[Collection entries]
........

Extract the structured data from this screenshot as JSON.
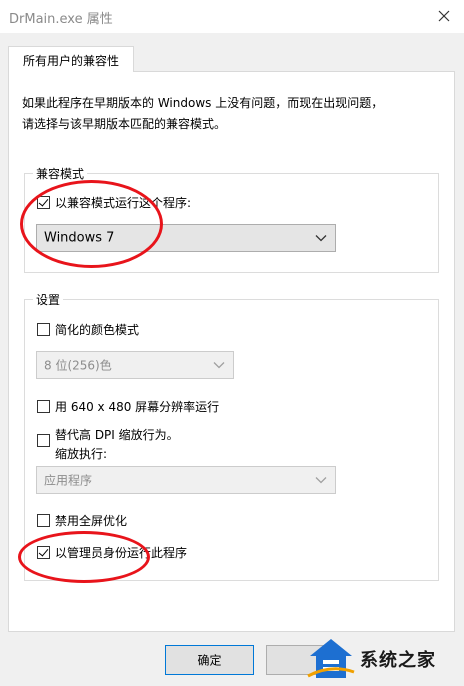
{
  "window": {
    "title": "DrMain.exe 属性"
  },
  "tabs": [
    {
      "label": "所有用户的兼容性",
      "active": true
    }
  ],
  "description": {
    "line1": "如果此程序在早期版本的 Windows 上没有问题，而现在出现问题，",
    "line2": "请选择与该早期版本匹配的兼容模式。"
  },
  "compat_mode": {
    "group_title": "兼容模式",
    "checkbox_label": "以兼容模式运行这个程序:",
    "checked": true,
    "selected_os": "Windows 7"
  },
  "settings": {
    "group_title": "设置",
    "reduced_color": {
      "label": "简化的颜色模式",
      "checked": false
    },
    "color_depth": {
      "value": "8 位(256)色",
      "disabled": true
    },
    "res_640": {
      "label": "用 640 x 480 屏幕分辨率运行",
      "checked": false
    },
    "dpi_override": {
      "label_line1": "替代高 DPI 缩放行为。",
      "label_line2": "缩放执行:",
      "checked": false
    },
    "dpi_scaling": {
      "value": "应用程序",
      "disabled": true
    },
    "fullscreen_opt": {
      "label": "禁用全屏优化",
      "checked": false
    },
    "run_as_admin": {
      "label": "以管理员身份运行此程序",
      "checked": true
    }
  },
  "buttons": {
    "ok": "确定"
  },
  "watermark": {
    "text": "系统之家"
  },
  "colors": {
    "annotation": "#e8141b",
    "focus_border": "#0078d7",
    "panel": "#ffffff",
    "dialog_bg": "#f0f0f0"
  }
}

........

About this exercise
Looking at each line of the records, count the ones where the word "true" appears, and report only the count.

Solution for this exercise
5